Local government rules on ractopamine residue would create chaos

Local governments cannot impose ractopamine bans of their own, the central government ruled Thursday. 

Local governments cannot impose ractopamine bans of their own, the central government ruled Thursday.  (CNA photo)

TAIPEI (Taiwan News) — Local governments cannot draw up their own limits on the ractopamine content of pork and beef, as these would clash with national executive orders allowing the import of meat products, the central government ruled Thursday (Dec. 31).

The decision comes just one day before the legalization of imported American pork and beef from cattle older than 30 months treated with the leanness drug. Several cities and counties, especially those controlled by the opposition Kuomintang (KMT) party, recently drew up rules allowing “zero levels” of ractopamine, in effect banning all meat products containing any residue.

The Democratic Progressive Party-led central government’s decision to lift the ban on Jan. 1 has been praised as paving the way for a bilateral trade agreement with the U.S. Amid public concern, the government has taken a tough attitude toward labeling, vowing fines of up to NT$4 million (US$143,000) for those who provide misleading information about the origin of meat products.

At a news conference on Thursday, Minister Without Portfolio Lo Ping-cheng (羅秉成) emphasized that food safety standards should be the same nationwide, but he said he had noticed that 17 local governments had devised rules that are different from each other and from the national standard. Such a situation would lead to chaos, according to the minister, CNA reported.

Under the new rules by the central government, restaurants, food stalls, and lunch box makers all need to label their ingredients with the place of origin.

The government will release data on a daily basis on the quantities of imported pork and on locally slaughtered hogs with the aim of informing the public about the latest developments.

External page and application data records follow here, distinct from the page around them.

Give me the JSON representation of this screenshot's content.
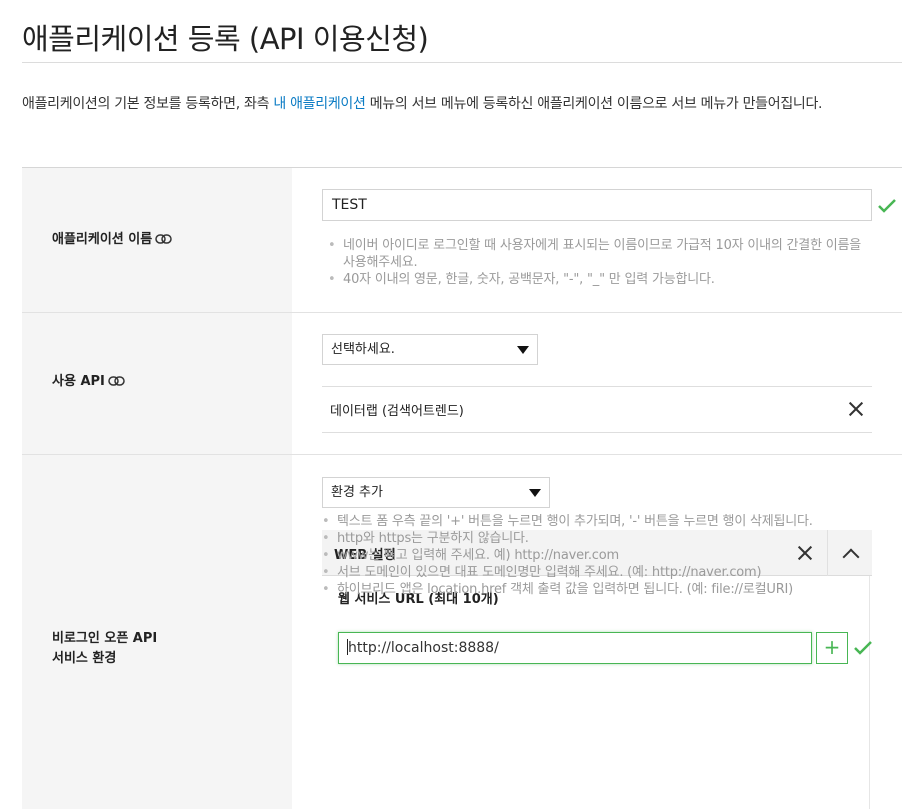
{
  "page": {
    "title": "애플리케이션 등록 (API 이용신청)",
    "description_before": "애플리케이션의 기본 정보를 등록하면, 좌측 ",
    "description_link": "내 애플리케이션",
    "description_after": " 메뉴의 서브 메뉴에 등록하신 애플리케이션 이름으로 서브 메뉴가 만들어집니다."
  },
  "app_name": {
    "label": "애플리케이션 이름",
    "value": "TEST",
    "hints": [
      "네이버 아이디로 로그인할 때 사용자에게 표시되는 이름이므로 가급적 10자 이내의 간결한 이름을 사용해주세요.",
      "40자 이내의 영문, 한글, 숫자, 공백문자, \"-\", \"_\" 만 입력 가능합니다."
    ]
  },
  "use_api": {
    "label": "사용 API",
    "select_value": "선택하세요.",
    "items": [
      "데이터랩 (검색어트렌드)"
    ]
  },
  "service_env": {
    "label_line1": "비로그인 오픈 API",
    "label_line2": "서비스 환경",
    "select_value": "환경 추가",
    "web": {
      "title": "WEB 설정",
      "url_label": "웹 서비스 URL (최대 10개)",
      "url_value": "http://localhost:8888/",
      "add_label": "+",
      "hints": [
        "텍스트 폼 우측 끝의 '+' 버튼을 누르면 행이 추가되며, '-' 버튼을 누르면 행이 삭제됩니다.",
        "http와 https는 구분하지 않습니다.",
        "www는 빼고 입력해 주세요. 예) http://naver.com",
        "서브 도메인이 있으면 대표 도메인명만 입력해 주세요. (예: http://naver.com)",
        "하이브리드 앱은 location.href 객체 출력 값을 입력하면 됩니다. (예: file://로컬URI)"
      ]
    }
  },
  "colors": {
    "accent_green": "#48b654",
    "link_blue": "#0a7bc4"
  }
}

Addressing the concerns of hog farmers, the authorities will set up a NT$10-billion fund to mitigate the impact of competition from imports.